# [TASK INSTRUCTIONS]
The full set of entries, reproduced exactly, is the expected answer.

# [DATA FOR THE TASK]
--------------------
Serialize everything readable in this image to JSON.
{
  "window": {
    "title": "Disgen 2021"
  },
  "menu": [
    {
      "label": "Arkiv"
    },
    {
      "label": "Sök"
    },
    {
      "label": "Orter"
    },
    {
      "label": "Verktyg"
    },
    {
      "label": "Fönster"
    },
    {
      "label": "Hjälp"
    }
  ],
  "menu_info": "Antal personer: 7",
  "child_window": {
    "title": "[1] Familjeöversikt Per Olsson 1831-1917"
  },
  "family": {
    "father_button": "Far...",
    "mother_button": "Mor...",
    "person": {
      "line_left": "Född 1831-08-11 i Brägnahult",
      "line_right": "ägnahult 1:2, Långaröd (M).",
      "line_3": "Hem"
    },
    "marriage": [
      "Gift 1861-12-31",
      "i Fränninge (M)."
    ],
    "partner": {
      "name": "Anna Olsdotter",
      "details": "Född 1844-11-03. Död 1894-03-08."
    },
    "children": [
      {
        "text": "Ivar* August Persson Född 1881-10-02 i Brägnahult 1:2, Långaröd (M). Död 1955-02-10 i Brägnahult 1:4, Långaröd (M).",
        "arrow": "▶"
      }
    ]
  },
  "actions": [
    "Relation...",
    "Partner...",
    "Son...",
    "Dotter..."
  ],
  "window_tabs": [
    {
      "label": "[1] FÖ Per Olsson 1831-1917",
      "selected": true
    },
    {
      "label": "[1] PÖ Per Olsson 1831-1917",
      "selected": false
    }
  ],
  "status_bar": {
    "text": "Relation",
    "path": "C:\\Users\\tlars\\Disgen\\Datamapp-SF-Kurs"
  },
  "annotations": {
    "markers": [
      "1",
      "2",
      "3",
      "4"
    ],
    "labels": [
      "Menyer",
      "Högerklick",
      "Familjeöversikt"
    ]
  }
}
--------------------
# [FINISHED TASK]
Serialize everything readable in this image to JSON.
{
  "window": {
    "title": "Disgen 2021"
  },
  "menu": [
    {
      "label": "Arkiv"
    },
    {
      "label": "Sök"
    },
    {
      "label": "Orter"
    },
    {
      "label": "Verktyg"
    },
    {
      "label": "Fönster"
    },
    {
      "label": "Hjälp"
    }
  ],
  "menu_info": "Antal personer: 7",
  "child_window": {
    "title": "[1] Familjeöversikt Per Olsson 1831-1917"
  },
  "family": {
    "father_button": "Far...",
    "mother_button": "Mor...",
    "person": {
      "line_left": "Född 1831-08-11 i Brägnahult",
      "line_right": "ägnahult 1:2, Långaröd (M).",
      "line_3": "Hem"
    },
    "marriage": [
      "Gift 1861-12-31",
      "i Fränninge (M)."
    ],
    "partner": {
      "name": "Anna Olsdotter",
      "details": "Född 1844-11-03. Död 1894-03-08."
    },
    "children": [
      {
        "text": "Ivar* August Persson Född 1881-10-02 i Brägnahult 1:2, Långaröd (M). Död 1955-02-10 i Brägnahult 1:4, Långaröd (M).",
        "arrow": "▶"
      }
    ]
  },
  "actions": [
    "Relation...",
    "Partner...",
    "Son...",
    "Dotter..."
  ],
  "window_tabs": [
    {
      "label": "[1] FÖ Per Olsson 1831-1917",
      "selected": true
    },
    {
      "label": "[1] PÖ Per Olsson 1831-1917",
      "selected": false
    }
  ],
  "status_bar": {
    "text": "Relation",
    "path": "C:\\Users\\tlars\\Disgen\\Datamapp-SF-Kurs"
  },
  "annotations": {
    "markers": [
      "1",
      "2",
      "3",
      "4"
    ],
    "labels": [
      "Menyer",
      "Högerklick",
      "Familjeöversikt"
    ]
  }
}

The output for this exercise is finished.